Having a passion for what you do and a knowledge that your efforts can make an extreme difference is more important to me than the amount of experience you have. I  can teach sculpting, but I can’t teach you passion.

Studio Interns -In the studio some other things that are helpful but not necessary
A love of sculpture, knowledge of the human anatomy and a desire to grow as an artist
Digital modeling or sculpting in zbrush or mudbox as well as knowledge about 3d scanning is also helpful.

After long hours I have been known to get a little crazy with the interns.

Office Interns
we work on both PC’s and Macs, but the intern computer is mac. A Knowlege of WordPress and microsoft word are the basics.

There is not telling. Sometimes I am working on a job, say mold making for a life size sculpture. I know it will take me a week of intense work and at those times I am looking for someone who can help me as much as possible.  Other times the work load is much less intense.  I have had people come in the evenings, on weekends or through the day.  The amount of time and the time of day can be arranged with each intern.
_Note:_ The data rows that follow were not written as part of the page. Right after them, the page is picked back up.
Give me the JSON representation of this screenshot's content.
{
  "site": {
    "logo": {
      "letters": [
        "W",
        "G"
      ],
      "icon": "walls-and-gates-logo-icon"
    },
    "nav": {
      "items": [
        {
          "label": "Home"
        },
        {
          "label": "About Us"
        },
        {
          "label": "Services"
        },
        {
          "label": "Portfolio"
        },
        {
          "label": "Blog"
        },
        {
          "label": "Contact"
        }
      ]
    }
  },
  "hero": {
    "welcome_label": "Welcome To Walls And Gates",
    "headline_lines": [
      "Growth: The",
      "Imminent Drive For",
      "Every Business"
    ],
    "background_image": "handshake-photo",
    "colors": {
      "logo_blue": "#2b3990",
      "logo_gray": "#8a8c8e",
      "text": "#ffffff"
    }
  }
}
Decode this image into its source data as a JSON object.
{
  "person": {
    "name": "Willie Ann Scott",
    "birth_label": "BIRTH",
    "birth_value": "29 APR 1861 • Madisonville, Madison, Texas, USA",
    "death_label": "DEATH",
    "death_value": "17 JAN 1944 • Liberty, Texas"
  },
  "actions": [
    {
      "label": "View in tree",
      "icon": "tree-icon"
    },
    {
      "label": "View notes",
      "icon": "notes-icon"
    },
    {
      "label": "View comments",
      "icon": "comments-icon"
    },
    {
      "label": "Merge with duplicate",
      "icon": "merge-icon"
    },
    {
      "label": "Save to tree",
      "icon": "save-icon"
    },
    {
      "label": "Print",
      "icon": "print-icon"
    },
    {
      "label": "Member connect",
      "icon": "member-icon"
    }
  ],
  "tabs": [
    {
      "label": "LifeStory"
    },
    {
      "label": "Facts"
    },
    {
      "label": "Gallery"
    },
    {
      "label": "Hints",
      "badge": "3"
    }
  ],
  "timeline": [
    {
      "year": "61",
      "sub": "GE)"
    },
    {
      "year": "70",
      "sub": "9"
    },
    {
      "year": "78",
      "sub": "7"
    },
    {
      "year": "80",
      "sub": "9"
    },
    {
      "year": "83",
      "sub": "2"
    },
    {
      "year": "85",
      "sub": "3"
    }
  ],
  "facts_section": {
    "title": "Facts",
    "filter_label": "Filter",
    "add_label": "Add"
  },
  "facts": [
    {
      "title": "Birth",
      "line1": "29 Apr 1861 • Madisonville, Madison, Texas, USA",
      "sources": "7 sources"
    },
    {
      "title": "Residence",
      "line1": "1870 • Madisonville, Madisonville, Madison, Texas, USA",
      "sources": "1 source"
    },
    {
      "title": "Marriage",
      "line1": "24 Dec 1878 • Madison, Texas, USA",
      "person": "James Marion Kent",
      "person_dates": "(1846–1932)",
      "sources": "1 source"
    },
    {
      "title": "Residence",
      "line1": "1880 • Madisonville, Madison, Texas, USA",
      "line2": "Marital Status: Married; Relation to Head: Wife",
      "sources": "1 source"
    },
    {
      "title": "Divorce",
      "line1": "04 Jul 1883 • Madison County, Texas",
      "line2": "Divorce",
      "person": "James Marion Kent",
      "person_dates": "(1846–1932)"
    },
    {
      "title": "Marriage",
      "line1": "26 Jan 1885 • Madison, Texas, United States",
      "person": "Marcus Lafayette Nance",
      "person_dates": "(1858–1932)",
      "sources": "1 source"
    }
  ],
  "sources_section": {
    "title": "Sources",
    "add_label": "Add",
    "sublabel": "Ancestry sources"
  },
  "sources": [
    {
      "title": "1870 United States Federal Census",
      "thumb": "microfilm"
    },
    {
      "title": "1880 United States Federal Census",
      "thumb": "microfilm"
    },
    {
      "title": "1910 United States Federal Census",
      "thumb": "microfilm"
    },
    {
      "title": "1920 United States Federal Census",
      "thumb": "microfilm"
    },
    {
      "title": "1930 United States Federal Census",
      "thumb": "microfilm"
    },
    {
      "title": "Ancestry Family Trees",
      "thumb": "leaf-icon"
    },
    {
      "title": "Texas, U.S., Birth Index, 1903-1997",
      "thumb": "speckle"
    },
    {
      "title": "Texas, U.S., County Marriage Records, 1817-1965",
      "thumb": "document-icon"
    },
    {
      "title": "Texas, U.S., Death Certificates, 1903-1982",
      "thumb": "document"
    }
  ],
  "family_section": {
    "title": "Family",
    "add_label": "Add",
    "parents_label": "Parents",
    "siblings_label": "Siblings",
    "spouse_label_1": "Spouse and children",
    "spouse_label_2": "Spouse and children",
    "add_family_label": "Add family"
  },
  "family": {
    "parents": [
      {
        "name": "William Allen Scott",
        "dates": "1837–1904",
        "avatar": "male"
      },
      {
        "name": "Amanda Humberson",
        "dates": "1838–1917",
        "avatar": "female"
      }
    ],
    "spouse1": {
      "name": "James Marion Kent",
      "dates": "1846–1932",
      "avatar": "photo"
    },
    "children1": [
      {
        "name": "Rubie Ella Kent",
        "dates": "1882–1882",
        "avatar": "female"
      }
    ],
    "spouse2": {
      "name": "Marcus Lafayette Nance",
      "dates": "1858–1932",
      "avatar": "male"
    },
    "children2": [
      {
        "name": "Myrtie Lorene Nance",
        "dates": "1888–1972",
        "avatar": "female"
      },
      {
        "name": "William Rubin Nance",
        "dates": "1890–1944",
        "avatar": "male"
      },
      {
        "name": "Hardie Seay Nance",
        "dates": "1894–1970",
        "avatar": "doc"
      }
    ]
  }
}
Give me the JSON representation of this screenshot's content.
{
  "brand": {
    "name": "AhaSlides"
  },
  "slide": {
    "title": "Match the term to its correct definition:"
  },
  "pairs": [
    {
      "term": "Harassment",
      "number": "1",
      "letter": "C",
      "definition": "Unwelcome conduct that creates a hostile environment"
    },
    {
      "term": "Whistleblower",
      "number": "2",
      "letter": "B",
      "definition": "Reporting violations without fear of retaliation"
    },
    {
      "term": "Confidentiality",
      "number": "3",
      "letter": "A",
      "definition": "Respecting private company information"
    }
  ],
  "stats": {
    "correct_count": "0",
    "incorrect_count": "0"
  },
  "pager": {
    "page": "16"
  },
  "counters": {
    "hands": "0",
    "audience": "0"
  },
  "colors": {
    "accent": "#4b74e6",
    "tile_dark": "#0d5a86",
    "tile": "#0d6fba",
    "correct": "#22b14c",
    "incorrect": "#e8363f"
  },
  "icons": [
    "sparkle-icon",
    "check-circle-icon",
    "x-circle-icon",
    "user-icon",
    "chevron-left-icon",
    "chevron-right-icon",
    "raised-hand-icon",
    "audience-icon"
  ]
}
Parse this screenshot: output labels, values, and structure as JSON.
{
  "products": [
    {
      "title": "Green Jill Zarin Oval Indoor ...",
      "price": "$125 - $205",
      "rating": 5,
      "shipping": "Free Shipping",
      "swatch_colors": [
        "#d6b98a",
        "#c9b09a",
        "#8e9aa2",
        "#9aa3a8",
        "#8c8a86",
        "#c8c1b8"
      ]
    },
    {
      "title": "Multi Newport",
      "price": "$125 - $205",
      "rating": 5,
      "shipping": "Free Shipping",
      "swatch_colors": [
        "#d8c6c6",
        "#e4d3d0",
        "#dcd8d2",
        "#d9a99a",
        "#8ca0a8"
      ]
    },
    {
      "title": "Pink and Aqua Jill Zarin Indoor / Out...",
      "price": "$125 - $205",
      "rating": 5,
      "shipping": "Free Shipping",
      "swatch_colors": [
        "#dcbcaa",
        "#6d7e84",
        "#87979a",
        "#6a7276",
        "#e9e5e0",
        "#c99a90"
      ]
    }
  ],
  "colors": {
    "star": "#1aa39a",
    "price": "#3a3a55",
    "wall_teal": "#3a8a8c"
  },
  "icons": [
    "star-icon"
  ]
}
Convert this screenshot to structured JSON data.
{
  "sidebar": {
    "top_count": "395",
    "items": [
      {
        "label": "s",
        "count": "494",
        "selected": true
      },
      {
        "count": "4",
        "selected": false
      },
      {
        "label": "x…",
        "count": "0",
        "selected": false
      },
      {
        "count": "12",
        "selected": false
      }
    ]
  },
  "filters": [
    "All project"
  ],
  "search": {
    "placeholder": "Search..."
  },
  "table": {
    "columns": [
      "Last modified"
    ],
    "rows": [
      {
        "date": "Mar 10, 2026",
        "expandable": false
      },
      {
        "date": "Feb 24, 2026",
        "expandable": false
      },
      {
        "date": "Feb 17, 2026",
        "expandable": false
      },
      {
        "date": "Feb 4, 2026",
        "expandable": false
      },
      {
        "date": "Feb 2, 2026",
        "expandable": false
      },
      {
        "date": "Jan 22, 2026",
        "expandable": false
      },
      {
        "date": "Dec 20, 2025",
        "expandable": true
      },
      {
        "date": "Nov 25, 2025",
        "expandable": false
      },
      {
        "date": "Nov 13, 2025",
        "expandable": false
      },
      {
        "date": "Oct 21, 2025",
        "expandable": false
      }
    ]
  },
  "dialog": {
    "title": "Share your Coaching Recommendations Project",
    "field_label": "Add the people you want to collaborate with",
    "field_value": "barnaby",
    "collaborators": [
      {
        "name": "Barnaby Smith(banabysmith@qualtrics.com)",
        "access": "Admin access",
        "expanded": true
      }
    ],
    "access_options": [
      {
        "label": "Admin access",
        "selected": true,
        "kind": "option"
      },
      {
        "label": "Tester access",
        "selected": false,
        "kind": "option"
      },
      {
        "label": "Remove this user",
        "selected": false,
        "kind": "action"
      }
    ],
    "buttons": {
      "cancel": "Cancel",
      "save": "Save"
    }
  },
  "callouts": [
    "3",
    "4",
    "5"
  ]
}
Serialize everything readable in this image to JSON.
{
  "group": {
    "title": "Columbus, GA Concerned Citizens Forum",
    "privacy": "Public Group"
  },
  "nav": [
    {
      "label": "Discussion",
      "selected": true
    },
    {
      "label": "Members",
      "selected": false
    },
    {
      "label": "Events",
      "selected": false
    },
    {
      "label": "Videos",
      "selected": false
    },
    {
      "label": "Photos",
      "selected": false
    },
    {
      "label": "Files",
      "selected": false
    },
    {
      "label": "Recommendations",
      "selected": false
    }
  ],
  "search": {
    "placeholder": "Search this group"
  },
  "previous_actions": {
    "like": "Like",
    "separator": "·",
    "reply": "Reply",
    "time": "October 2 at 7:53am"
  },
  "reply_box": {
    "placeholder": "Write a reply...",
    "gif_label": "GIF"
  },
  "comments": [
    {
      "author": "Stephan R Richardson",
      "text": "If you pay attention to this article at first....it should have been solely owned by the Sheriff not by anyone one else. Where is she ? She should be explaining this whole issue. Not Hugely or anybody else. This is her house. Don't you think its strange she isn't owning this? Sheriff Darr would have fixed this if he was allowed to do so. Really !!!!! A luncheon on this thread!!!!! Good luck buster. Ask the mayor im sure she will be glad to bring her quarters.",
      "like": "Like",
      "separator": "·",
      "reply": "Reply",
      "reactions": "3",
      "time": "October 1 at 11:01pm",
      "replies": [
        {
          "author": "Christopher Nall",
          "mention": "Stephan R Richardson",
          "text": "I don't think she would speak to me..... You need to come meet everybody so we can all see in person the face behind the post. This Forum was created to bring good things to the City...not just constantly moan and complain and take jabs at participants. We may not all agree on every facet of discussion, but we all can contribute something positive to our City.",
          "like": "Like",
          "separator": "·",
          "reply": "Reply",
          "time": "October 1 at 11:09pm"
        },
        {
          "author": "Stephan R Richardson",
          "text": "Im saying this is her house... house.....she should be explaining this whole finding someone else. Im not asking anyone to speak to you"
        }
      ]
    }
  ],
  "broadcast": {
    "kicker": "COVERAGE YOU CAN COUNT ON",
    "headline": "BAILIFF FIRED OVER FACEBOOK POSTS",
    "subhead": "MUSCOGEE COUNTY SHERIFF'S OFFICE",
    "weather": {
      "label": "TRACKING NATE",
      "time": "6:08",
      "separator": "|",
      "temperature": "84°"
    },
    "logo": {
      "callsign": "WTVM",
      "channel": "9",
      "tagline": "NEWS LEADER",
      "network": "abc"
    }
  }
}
Two interns flip the panther after completion so that we can make a mold of his tummy.

What it is not

  • The studio is not a clean environment- work shoes and clothes are necessary, and if you don’t like getting your hands dirty… well the studio internship is not for you, you might be more suited for the office marketing internship.
  • Though I love what I do, I spend a lot of time cleaning up messes.  Before I can start another project or another part of project I have to clean up the mess from the previous one.  This also includes me getting down on my hands and knees in the studio and scraping the clay off of the floor, if I do it you do it as well.
  • The studio also has dogs and cats that wander in and out. So if you have severe allergies, you might reconsider.

My studio and office are located just north of the Heights area, in Houston, Texas It is a very laid back atmosphere and you will often find me taking breaks by the pond or visiting with the creatures that I find on the way to the studio.

How Do I apply?
Simply drop me a line and tell me you are interested. If you are under 18, I’ll have to visit with your parents and have them sign a release form. Please note work with FIre, power tools, hot wax, knives and many other tools.  I’d love to set up a time to meet. We can chat, and please bring by some of your work so I can see what you do.

Someone needed to take all of the clay off of the pieces of
the panther so that it could be reused. No interns so I did it myself.

What are some of the things interns have helped you with?
Putting together armatures
Smoothing clay
Adding wax and clay
mold making
cleaning waxes for bronze casting
Assistance art art shows, conferences, presentations,  and the Upsidedown Christmas party
Helping me to organize and clean-  One day I will find the time and the intern who can help me clean the back room.
Look up the following blogs to see the jobs that interns have helped with Richard Hathaway sculpture for The TW Woods Gallery Vermont Evelyn Rubenstein for the Evelyn Rubenstein Jewish Community Center. Prairie View A & M panther

Office interns help with:

Marketing in print and digital, public relations and other areas of the business of art.

Other information

What we do at B. Mongeon Sculpture Design studio
Portraits, life size sculpture mascots, The God’s Word Collectible Gift series, Digital design and technology digital sculpting 3d scanning.  Also, My husband is Mike de la Flor and is a medical illustrator, you may see him from time to time. He has the same philosophy as I do about up and coming artists. We both want to encourage individuals.  As any successful artist knows you spend a great deal of time marketing your art and sometimes I am up in the office while interns are working downstairs.  I’m also a writer, and a host of podcasts which keeps me upstairs just as much time as downstairs.

It feels great to celebrate at the unveilings with the interns that helped me bring the piece alive. Photo credit Shirley Skidmore.

You are welcome to take pictures of our work together, but permission must be obtained on a case by case basis. Some of my projects I’m not allowed to talk about publicly until they are completed.   You can also post the work, but I will need to tell you how to post credits, as my contract states I have to do this.